• [Problem statement]
Omit every picture, then return each line of the data below exactly.

• [Data about app and page elements]
───
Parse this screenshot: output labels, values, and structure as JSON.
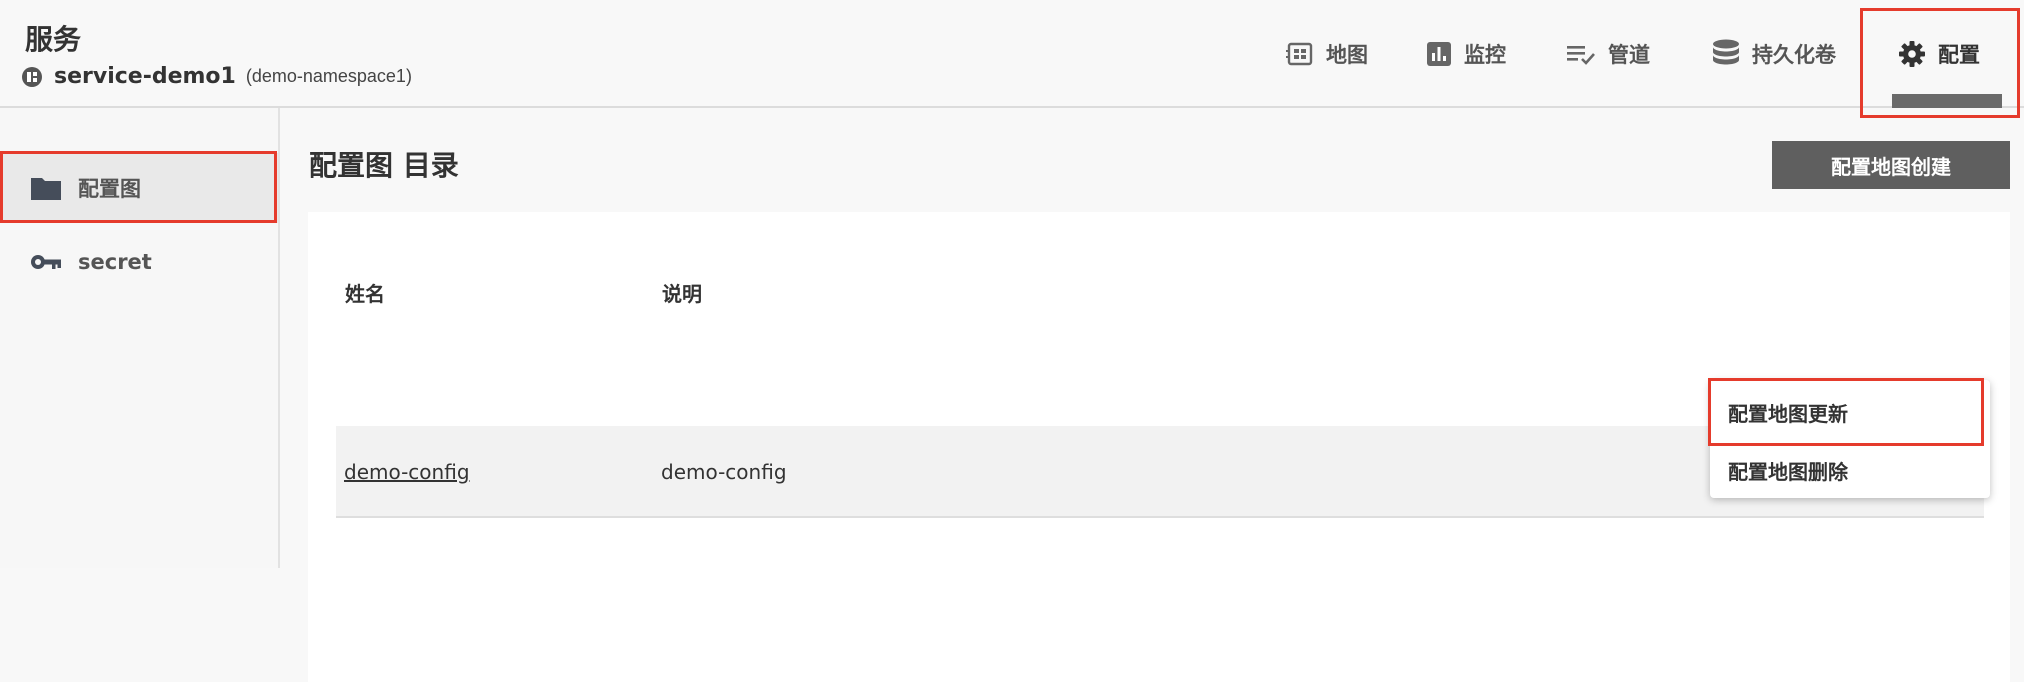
{
  "header": {
    "app_title": "服务",
    "service_name": "service-demo1",
    "namespace": "(demo-namespace1)"
  },
  "nav": {
    "map": "地图",
    "monitor": "监控",
    "pipeline": "管道",
    "volume": "持久化卷",
    "config": "配置"
  },
  "sidebar": {
    "items": [
      {
        "label": "配置图"
      },
      {
        "label": "secret"
      }
    ]
  },
  "main": {
    "title": "配置图 目录",
    "create_button": "配置地图创建",
    "table": {
      "columns": [
        "姓名",
        "说明"
      ],
      "rows": [
        {
          "name": "demo-config",
          "description": "demo-config"
        }
      ]
    }
  },
  "context_menu": {
    "items": [
      "配置地图更新",
      "配置地图删除"
    ]
  },
  "colors": {
    "highlight": "#e53b2c",
    "button_bg": "#5f5f5f"
  }
}
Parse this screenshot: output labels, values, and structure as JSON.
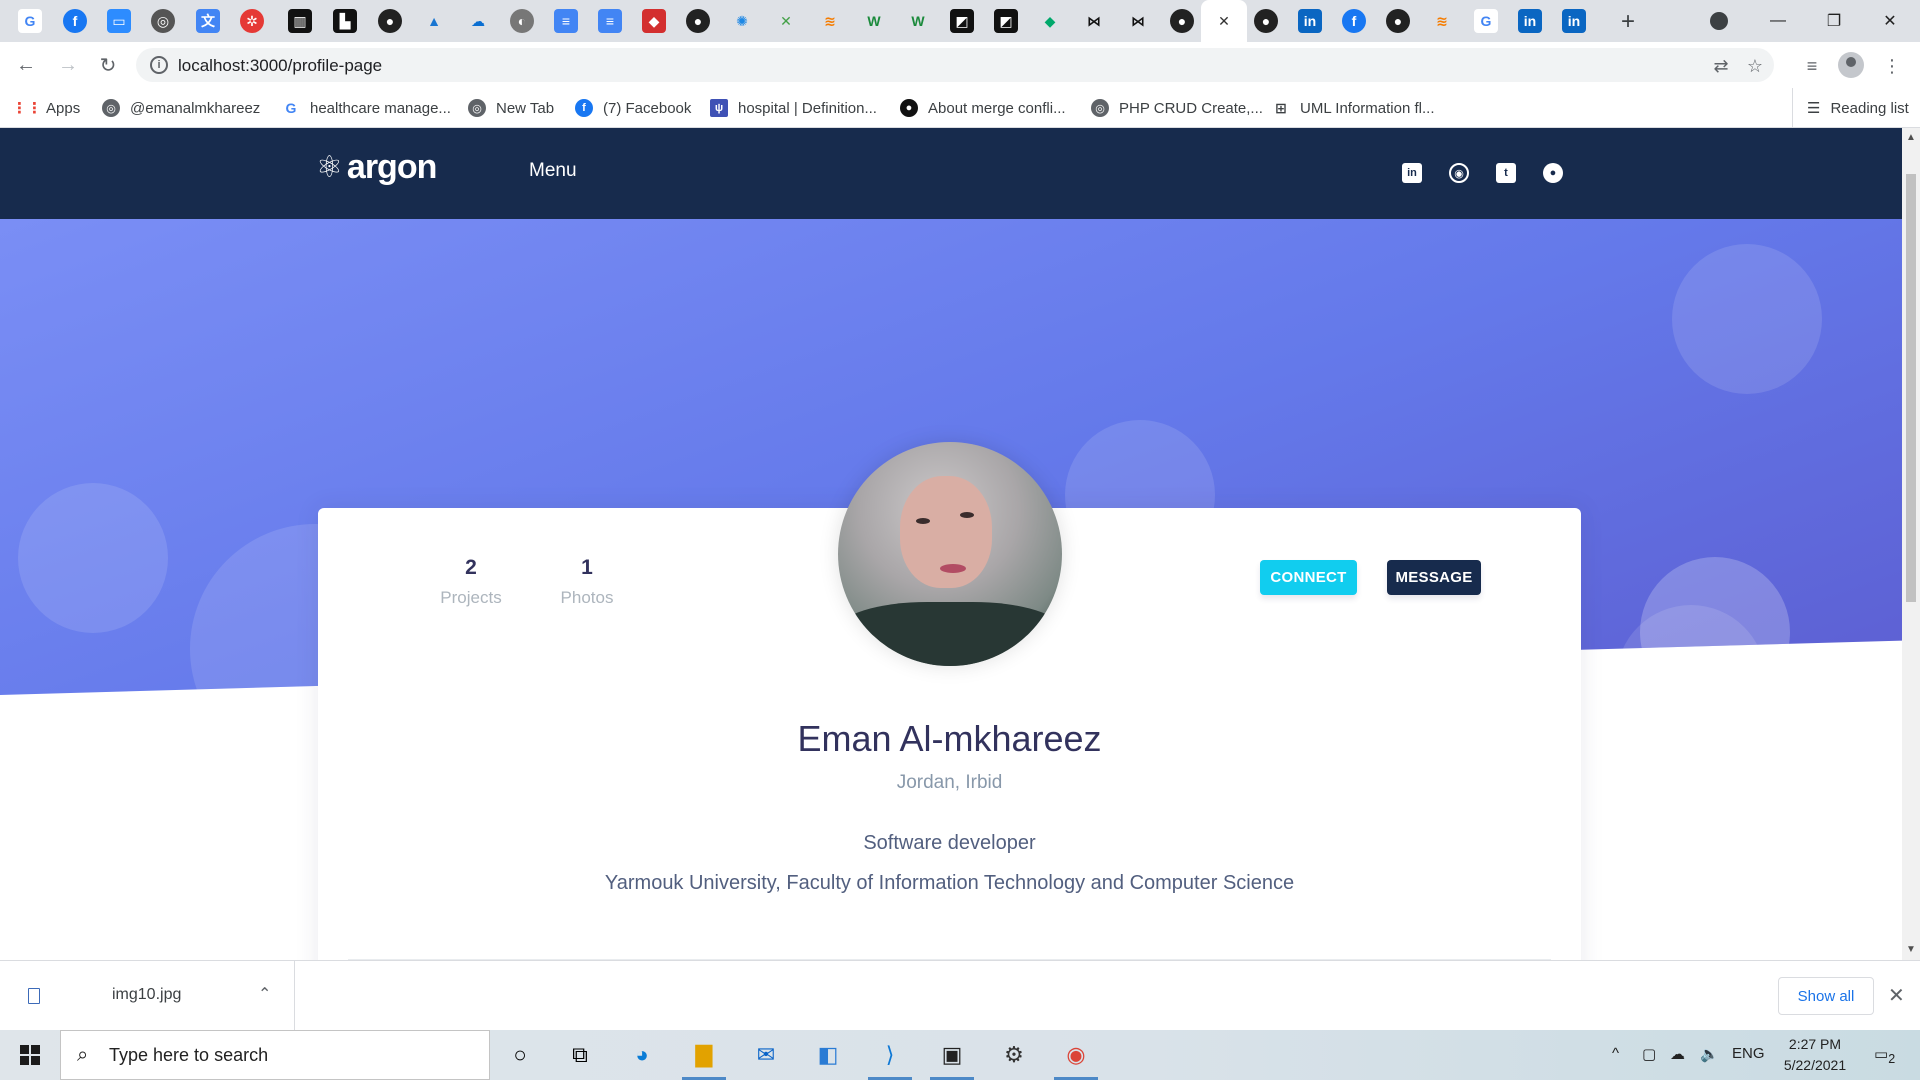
{
  "browser": {
    "url": "localhost:3000/profile-page",
    "bookmarks": [
      "Apps",
      "@emanalmkhareez",
      "healthcare manage...",
      "New Tab",
      "(7) Facebook",
      "hospital | Definition...",
      "About merge confli...",
      "PHP CRUD Create,...",
      "UML Information fl..."
    ],
    "reading_list": "Reading list",
    "new_tab_symbol": "+"
  },
  "site": {
    "brand": "argon",
    "menu": "Menu",
    "social_icons": [
      "linkedin-icon",
      "instagram-icon",
      "twitter-icon",
      "github-icon"
    ]
  },
  "profile": {
    "stats": [
      {
        "value": "2",
        "label": "Projects"
      },
      {
        "value": "1",
        "label": "Photos"
      }
    ],
    "connect_label": "CONNECT",
    "message_label": "MESSAGE",
    "name": "Eman Al-mkhareez",
    "location": "Jordan, Irbid",
    "job": "Software developer",
    "university": "Yarmouk University, Faculty of Information Technology and Computer Science"
  },
  "downloads": {
    "file_name": "img10.jpg",
    "show_all": "Show all"
  },
  "taskbar": {
    "search_placeholder": "Type here to search",
    "language": "ENG",
    "time": "2:27 PM",
    "date": "5/22/2021",
    "notification_count": "2"
  },
  "colors": {
    "navbar": "#172b4d",
    "hero_start": "#7a8ef5",
    "hero_end": "#5a55c9",
    "connect_button": "#11cdef",
    "message_button": "#172b4d"
  }
}
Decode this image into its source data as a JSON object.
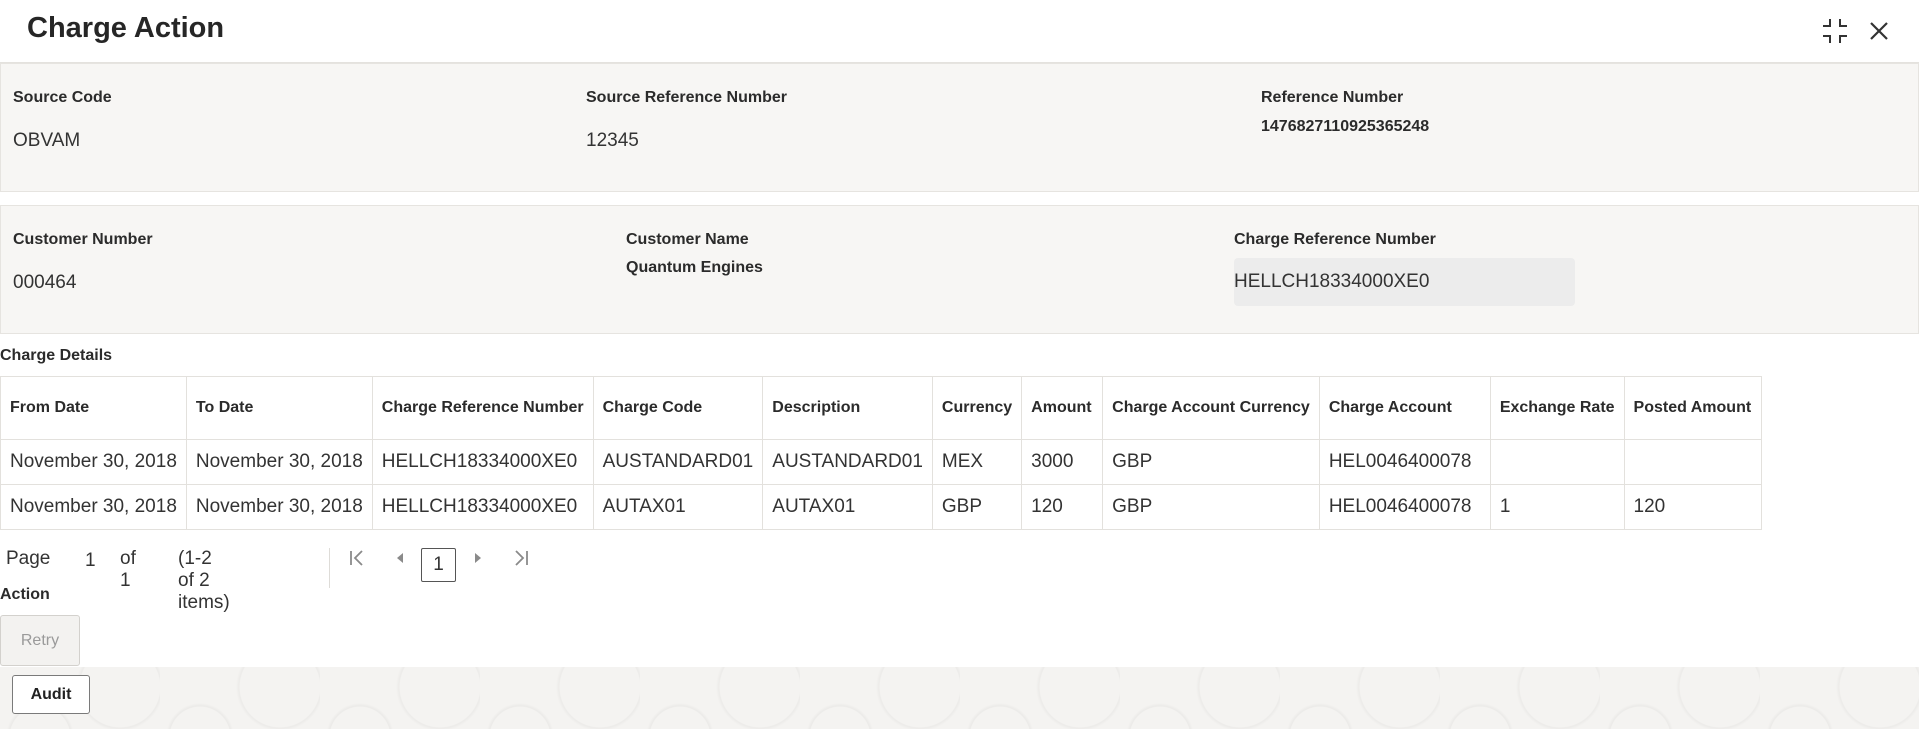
{
  "header": {
    "title": "Charge Action",
    "collapse_icon": "collapse-icon",
    "close_icon": "close-icon"
  },
  "source_panel": {
    "source_code_label": "Source Code",
    "source_code_value": "OBVAM",
    "source_ref_label": "Source Reference Number",
    "source_ref_value": "12345",
    "reference_label": "Reference Number",
    "reference_value": "1476827110925365248"
  },
  "customer_panel": {
    "customer_number_label": "Customer Number",
    "customer_number_value": "000464",
    "customer_name_label": "Customer Name",
    "customer_name_value": "Quantum Engines",
    "charge_ref_label": "Charge Reference Number",
    "charge_ref_value": "HELLCH18334000XE0"
  },
  "charge_details": {
    "section_label": "Charge Details",
    "columns": [
      "From Date",
      "To Date",
      "Charge Reference Number",
      "Charge Code",
      "Description",
      "Currency",
      "Amount",
      "Charge Account Currency",
      "Charge Account",
      "Exchange Rate",
      "Posted Amount"
    ],
    "rows": [
      [
        "November 30, 2018",
        "November 30, 2018",
        "HELLCH18334000XE0",
        "AUSTANDARD01",
        "AUSTANDARD01",
        "MEX",
        "3000",
        "GBP",
        "HEL0046400078",
        "",
        ""
      ],
      [
        "November 30, 2018",
        "November 30, 2018",
        "HELLCH18334000XE0",
        "AUTAX01",
        "AUTAX01",
        "GBP",
        "120",
        "GBP",
        "HEL0046400078",
        "1",
        "120"
      ]
    ]
  },
  "pager": {
    "page_label": "Page",
    "page_value": "1",
    "of_label": "of 1",
    "items_label": "(1-2 of 2 items)",
    "current_page": "1"
  },
  "action": {
    "section_label": "Action",
    "retry_label": "Retry",
    "audit_label": "Audit"
  }
}
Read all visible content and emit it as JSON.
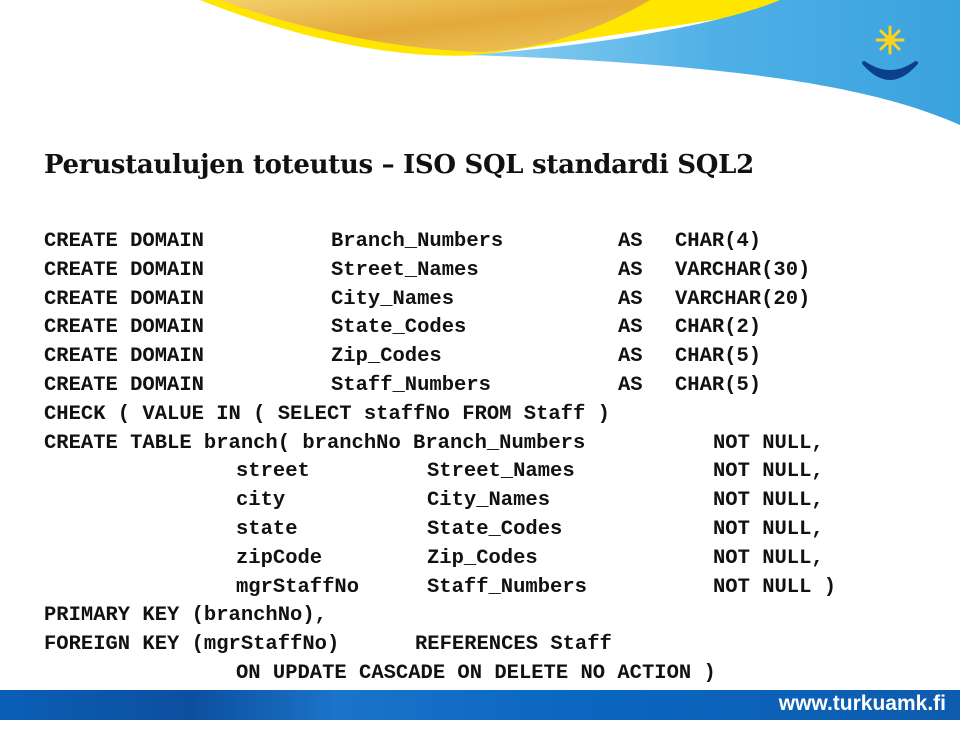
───
• [Result of this exercise]
Parse this screenshot: output labels, values, and structure as JSON.
{
  "header": {
    "app_title": "服务",
    "service_name": "service-demo1",
    "namespace": "(demo-namespace1)"
  },
  "nav": {
    "map": "地图",
    "monitor": "监控",
    "pipeline": "管道",
    "volume": "持久化卷",
    "config": "配置"
  },
  "sidebar": {
    "items": [
      {
        "label": "配置图"
      },
      {
        "label": "secret"
      }
    ]
  },
  "main": {
    "title": "配置图 目录",
    "create_button": "配置地图创建",
    "table": {
      "columns": [
        "姓名",
        "说明"
      ],
      "rows": [
        {
          "name": "demo-config",
          "description": "demo-config"
        }
      ]
    }
  },
  "context_menu": {
    "items": [
      "配置地图更新",
      "配置地图删除"
    ]
  },
  "colors": {
    "highlight": "#e53b2c",
    "button_bg": "#5f5f5f"
  }
}
Parse this screenshot: output labels, values, and structure as JSON.
{
  "browser": {
    "url": "localhost:3000/profile-page",
    "bookmarks": [
      "Apps",
      "@emanalmkhareez",
      "healthcare manage...",
      "New Tab",
      "(7) Facebook",
      "hospital | Definition...",
      "About merge confli...",
      "PHP CRUD Create,...",
      "UML Information fl..."
    ],
    "reading_list": "Reading list",
    "new_tab_symbol": "+"
  },
  "site": {
    "brand": "argon",
    "menu": "Menu",
    "social_icons": [
      "linkedin-icon",
      "instagram-icon",
      "twitter-icon",
      "github-icon"
    ]
  },
  "profile": {
    "stats": [
      {
        "value": "2",
        "label": "Projects"
      },
      {
        "value": "1",
        "label": "Photos"
      }
    ],
    "connect_label": "CONNECT",
    "message_label": "MESSAGE",
    "name": "Eman Al-mkhareez",
    "location": "Jordan, Irbid",
    "job": "Software developer",
    "university": "Yarmouk University, Faculty of Information Technology and Computer Science"
  },
  "downloads": {
    "file_name": "img10.jpg",
    "show_all": "Show all"
  },
  "taskbar": {
    "search_placeholder": "Type here to search",
    "language": "ENG",
    "time": "2:27 PM",
    "date": "5/22/2021",
    "notification_count": "2"
  },
  "colors": {
    "navbar": "#172b4d",
    "hero_start": "#7a8ef5",
    "hero_end": "#5a55c9",
    "connect_button": "#11cdef",
    "message_button": "#172b4d"
  }
}
Decode this image into its source data as a JSON object.
{
  "header": {
    "title": "Charge Action",
    "collapse_icon": "collapse-icon",
    "close_icon": "close-icon"
  },
  "source_panel": {
    "source_code_label": "Source Code",
    "source_code_value": "OBVAM",
    "source_ref_label": "Source Reference Number",
    "source_ref_value": "12345",
    "reference_label": "Reference Number",
    "reference_value": "1476827110925365248"
  },
  "customer_panel": {
    "customer_number_label": "Customer Number",
    "customer_number_value": "000464",
    "customer_name_label": "Customer Name",
    "customer_name_value": "Quantum Engines",
    "charge_ref_label": "Charge Reference Number",
    "charge_ref_value": "HELLCH18334000XE0"
  },
  "charge_details": {
    "section_label": "Charge Details",
    "columns": [
      "From Date",
      "To Date",
      "Charge Reference Number",
      "Charge Code",
      "Description",
      "Currency",
      "Amount",
      "Charge Account Currency",
      "Charge Account",
      "Exchange Rate",
      "Posted Amount"
    ],
    "rows": [
      [
        "November 30, 2018",
        "November 30, 2018",
        "HELLCH18334000XE0",
        "AUSTANDARD01",
        "AUSTANDARD01",
        "MEX",
        "3000",
        "GBP",
        "HEL0046400078",
        "",
        ""
      ],
      [
        "November 30, 2018",
        "November 30, 2018",
        "HELLCH18334000XE0",
        "AUTAX01",
        "AUTAX01",
        "GBP",
        "120",
        "GBP",
        "HEL0046400078",
        "1",
        "120"
      ]
    ]
  },
  "pager": {
    "page_label": "Page",
    "page_value": "1",
    "of_label": "of 1",
    "items_label": "(1-2 of 2 items)",
    "current_page": "1"
  },
  "action": {
    "section_label": "Action",
    "retry_label": "Retry",
    "audit_label": "Audit"
  }
}
Read all visible content and emit it as JSON.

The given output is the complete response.